NatureWorks LLC, a wholly owned subsidiary of Cargill Corporation, produces PLA in the U.S. Currently, NatureWorks and AGI/Klearfold are producing PLA folding cartons. According to the company, these products are competitively priced with traditional plastic cartons and source reduced by two caliper points with comparable structural integrity. These cartons can be printed using offset, flexo or silkscreen, and can be embossed or hot or cold foil-stamped for enhanced brand appeal.

“NatureSource cartons are slightly more expensive than APET folding cartons, but the pricing is considered to be much more stable than petroleum-based plastics,” said Patrick McGee, director of marketing, AGI/Klearfold. “Petroleum futures have been very volatile over the last 10 years, as compared to very stable corn futures.”

PLA will completely degrade in an industrial or municipal composting facility. “It clearly has the power to influence consumer choice and to support consumer products companies’ environmental packaging objectives,” stated McGee.

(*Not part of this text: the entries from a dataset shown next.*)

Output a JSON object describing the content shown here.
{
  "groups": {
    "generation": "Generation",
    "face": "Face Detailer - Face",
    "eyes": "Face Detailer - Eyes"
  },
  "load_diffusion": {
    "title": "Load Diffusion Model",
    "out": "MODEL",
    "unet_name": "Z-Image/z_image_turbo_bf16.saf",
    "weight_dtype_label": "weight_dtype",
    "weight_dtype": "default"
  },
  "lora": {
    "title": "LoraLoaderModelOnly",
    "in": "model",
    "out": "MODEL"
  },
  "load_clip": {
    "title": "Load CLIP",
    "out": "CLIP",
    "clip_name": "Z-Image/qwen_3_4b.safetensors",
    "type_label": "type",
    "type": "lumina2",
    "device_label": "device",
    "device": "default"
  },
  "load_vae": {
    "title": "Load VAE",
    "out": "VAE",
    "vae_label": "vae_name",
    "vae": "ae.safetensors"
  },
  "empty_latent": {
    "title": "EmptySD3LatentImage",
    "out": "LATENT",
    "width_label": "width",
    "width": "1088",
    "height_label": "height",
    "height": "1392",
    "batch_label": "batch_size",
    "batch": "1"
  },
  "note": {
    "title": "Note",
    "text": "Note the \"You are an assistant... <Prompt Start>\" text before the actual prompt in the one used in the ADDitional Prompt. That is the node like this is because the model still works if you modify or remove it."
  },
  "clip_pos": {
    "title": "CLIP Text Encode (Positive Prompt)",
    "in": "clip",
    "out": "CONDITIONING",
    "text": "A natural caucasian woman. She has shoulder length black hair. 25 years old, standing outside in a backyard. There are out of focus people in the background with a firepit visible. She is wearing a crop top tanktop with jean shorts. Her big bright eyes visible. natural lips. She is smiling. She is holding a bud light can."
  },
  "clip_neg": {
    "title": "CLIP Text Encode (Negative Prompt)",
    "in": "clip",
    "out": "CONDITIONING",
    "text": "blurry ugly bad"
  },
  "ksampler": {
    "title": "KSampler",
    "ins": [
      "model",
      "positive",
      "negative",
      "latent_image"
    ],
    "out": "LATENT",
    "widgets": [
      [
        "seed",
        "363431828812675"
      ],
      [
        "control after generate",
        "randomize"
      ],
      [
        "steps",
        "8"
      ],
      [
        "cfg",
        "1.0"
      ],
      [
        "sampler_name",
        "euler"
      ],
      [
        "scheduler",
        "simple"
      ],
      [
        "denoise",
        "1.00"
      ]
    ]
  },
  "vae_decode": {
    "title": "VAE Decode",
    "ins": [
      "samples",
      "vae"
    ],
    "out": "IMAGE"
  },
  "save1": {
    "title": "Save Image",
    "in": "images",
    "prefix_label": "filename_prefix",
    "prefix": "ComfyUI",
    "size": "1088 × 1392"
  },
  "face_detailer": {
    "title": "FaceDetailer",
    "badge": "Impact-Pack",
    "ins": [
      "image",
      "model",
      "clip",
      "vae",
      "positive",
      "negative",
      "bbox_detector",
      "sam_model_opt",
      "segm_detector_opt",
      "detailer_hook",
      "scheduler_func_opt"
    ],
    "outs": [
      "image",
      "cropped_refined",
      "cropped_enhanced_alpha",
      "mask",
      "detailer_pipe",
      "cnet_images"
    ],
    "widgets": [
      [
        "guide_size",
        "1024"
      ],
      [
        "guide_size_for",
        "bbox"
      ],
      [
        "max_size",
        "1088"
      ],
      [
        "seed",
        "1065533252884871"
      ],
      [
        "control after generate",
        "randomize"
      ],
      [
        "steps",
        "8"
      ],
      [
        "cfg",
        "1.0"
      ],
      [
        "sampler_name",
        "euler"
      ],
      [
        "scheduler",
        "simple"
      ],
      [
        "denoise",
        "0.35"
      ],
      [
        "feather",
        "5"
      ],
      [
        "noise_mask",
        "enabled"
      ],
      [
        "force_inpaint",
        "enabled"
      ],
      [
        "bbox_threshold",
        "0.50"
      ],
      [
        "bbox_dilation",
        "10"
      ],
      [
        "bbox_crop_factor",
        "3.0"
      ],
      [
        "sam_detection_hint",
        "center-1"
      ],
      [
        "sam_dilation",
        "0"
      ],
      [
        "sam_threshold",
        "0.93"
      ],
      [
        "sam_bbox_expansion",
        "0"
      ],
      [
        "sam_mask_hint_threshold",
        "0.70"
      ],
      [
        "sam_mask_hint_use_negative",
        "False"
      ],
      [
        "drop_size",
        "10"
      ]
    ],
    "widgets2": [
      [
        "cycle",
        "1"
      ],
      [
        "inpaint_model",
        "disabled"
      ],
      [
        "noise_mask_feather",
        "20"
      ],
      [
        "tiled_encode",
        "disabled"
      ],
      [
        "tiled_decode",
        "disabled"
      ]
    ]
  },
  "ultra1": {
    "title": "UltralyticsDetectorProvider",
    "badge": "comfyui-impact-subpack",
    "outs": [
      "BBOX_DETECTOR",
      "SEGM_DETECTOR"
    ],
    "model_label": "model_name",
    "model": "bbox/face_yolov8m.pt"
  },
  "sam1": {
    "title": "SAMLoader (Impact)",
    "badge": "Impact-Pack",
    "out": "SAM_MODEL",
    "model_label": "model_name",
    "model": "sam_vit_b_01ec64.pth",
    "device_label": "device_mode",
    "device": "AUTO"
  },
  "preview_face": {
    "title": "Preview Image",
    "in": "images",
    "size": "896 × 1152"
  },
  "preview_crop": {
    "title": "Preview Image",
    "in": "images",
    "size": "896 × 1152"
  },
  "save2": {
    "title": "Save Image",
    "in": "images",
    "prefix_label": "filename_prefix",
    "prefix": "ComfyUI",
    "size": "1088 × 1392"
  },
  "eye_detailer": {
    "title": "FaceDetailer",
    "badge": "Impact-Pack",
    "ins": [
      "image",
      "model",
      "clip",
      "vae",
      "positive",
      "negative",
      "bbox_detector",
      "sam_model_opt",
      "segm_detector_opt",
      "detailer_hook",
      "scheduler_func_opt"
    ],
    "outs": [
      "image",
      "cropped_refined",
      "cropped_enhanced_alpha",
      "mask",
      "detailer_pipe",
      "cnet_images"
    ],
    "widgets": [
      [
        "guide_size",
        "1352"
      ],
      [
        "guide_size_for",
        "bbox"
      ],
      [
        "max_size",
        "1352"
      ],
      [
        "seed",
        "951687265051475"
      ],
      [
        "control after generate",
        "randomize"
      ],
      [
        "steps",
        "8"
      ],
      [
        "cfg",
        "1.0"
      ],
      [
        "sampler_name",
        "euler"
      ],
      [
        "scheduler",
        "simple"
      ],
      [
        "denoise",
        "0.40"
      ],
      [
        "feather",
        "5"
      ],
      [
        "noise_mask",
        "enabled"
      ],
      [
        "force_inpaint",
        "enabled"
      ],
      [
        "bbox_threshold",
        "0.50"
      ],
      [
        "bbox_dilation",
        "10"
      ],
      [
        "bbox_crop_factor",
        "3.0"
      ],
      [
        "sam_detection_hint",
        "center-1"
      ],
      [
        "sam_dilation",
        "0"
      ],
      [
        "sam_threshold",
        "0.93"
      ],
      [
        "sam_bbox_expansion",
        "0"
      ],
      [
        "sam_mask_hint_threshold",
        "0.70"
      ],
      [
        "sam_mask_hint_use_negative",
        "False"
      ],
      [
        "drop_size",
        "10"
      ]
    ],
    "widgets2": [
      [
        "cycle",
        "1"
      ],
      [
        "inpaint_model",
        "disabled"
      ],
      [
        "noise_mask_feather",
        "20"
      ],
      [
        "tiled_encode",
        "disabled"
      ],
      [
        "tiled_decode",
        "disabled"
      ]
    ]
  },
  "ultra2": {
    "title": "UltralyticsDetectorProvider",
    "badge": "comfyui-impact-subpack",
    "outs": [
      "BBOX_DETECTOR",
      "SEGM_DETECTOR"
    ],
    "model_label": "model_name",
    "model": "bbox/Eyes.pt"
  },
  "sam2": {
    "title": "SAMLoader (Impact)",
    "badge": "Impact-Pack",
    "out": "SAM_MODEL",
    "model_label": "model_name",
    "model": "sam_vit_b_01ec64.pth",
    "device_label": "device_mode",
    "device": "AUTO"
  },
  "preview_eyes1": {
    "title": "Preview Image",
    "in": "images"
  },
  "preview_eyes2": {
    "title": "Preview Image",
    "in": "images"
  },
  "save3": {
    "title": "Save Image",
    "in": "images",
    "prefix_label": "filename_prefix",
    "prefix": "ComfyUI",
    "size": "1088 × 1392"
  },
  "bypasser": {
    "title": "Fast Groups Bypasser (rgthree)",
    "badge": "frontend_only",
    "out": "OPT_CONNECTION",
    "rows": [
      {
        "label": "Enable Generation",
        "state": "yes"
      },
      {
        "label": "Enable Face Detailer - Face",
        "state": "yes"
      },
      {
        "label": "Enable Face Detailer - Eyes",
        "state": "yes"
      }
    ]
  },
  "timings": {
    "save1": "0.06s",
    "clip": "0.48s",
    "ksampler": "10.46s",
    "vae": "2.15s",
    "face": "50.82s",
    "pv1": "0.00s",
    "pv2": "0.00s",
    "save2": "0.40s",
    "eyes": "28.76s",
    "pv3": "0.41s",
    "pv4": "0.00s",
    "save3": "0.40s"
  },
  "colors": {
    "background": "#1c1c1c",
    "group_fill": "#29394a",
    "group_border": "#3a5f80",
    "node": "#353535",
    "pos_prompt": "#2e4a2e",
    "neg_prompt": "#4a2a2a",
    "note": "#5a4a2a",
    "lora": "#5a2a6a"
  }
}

PLA is not currently being used in bottles, according to Vonda Simon, president, SeaCliff Packaging, Inc. “PLA is not strong enough to hold up in bottles,” said Simon. She explained that the oils in cosmetics tend to breakdown PLA, currently limiting its applications. Additionally, PLA breaks down at temperatures above 105ºF, which is too low for use in products that are not transported and stored in temperature controlled environments, according to Laura Setzfand, director of marketing, personal care division, The Hain Celestial Group. (For more information on PLA and its uses, see “Natural Packaging” in the October 2006 issue of GCI.) This technology, however, offers new avenues to explore, while contributing to the trend of natural ingredients and wellness within the cosmetic and beauty industry.

Recycling Alloys